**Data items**
--- START ---

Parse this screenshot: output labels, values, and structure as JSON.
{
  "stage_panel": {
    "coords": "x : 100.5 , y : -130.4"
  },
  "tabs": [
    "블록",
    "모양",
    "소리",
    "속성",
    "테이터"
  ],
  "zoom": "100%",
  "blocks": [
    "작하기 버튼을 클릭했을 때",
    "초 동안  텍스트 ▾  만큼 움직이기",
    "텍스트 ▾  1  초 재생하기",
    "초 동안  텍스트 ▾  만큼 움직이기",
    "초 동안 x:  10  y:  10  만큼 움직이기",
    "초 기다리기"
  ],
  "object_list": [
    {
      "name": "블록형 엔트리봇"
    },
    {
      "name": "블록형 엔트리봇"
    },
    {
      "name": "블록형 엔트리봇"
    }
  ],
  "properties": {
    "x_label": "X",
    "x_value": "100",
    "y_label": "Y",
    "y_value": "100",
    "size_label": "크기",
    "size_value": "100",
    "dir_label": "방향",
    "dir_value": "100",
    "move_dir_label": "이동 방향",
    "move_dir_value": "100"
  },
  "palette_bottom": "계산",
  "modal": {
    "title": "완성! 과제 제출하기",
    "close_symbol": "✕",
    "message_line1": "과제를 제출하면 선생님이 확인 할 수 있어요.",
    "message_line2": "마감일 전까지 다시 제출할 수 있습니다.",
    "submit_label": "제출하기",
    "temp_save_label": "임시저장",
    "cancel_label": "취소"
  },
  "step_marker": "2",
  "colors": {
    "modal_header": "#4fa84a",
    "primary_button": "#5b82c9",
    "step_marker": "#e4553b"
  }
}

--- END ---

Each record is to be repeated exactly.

Parse this screenshot: output labels, values, and structure as JSON.
{
  "stage_panel": {
    "coords": "x : 100.5 , y : -130.4"
  },
  "tabs": [
    "블록",
    "모양",
    "소리",
    "속성",
    "테이터"
  ],
  "zoom": "100%",
  "blocks": [
    "작하기 버튼을 클릭했을 때",
    "초 동안  텍스트 ▾  만큼 움직이기",
    "텍스트 ▾  1  초 재생하기",
    "초 동안  텍스트 ▾  만큼 움직이기",
    "초 동안 x:  10  y:  10  만큼 움직이기",
    "초 기다리기"
  ],
  "object_list": [
    {
      "name": "블록형 엔트리봇"
    },
    {
      "name": "블록형 엔트리봇"
    },
    {
      "name": "블록형 엔트리봇"
    }
  ],
  "properties": {
    "x_label": "X",
    "x_value": "100",
    "y_label": "Y",
    "y_value": "100",
    "size_label": "크기",
    "size_value": "100",
    "dir_label": "방향",
    "dir_value": "100",
    "move_dir_label": "이동 방향",
    "move_dir_value": "100"
  },
  "palette_bottom": "계산",
  "modal": {
    "title": "완성! 과제 제출하기",
    "close_symbol": "✕",
    "message_line1": "과제를 제출하면 선생님이 확인 할 수 있어요.",
    "message_line2": "마감일 전까지 다시 제출할 수 있습니다.",
    "submit_label": "제출하기",
    "temp_save_label": "임시저장",
    "cancel_label": "취소"
  },
  "step_marker": "2",
  "colors": {
    "modal_header": "#4fa84a",
    "primary_button": "#5b82c9",
    "step_marker": "#e4553b"
  }
}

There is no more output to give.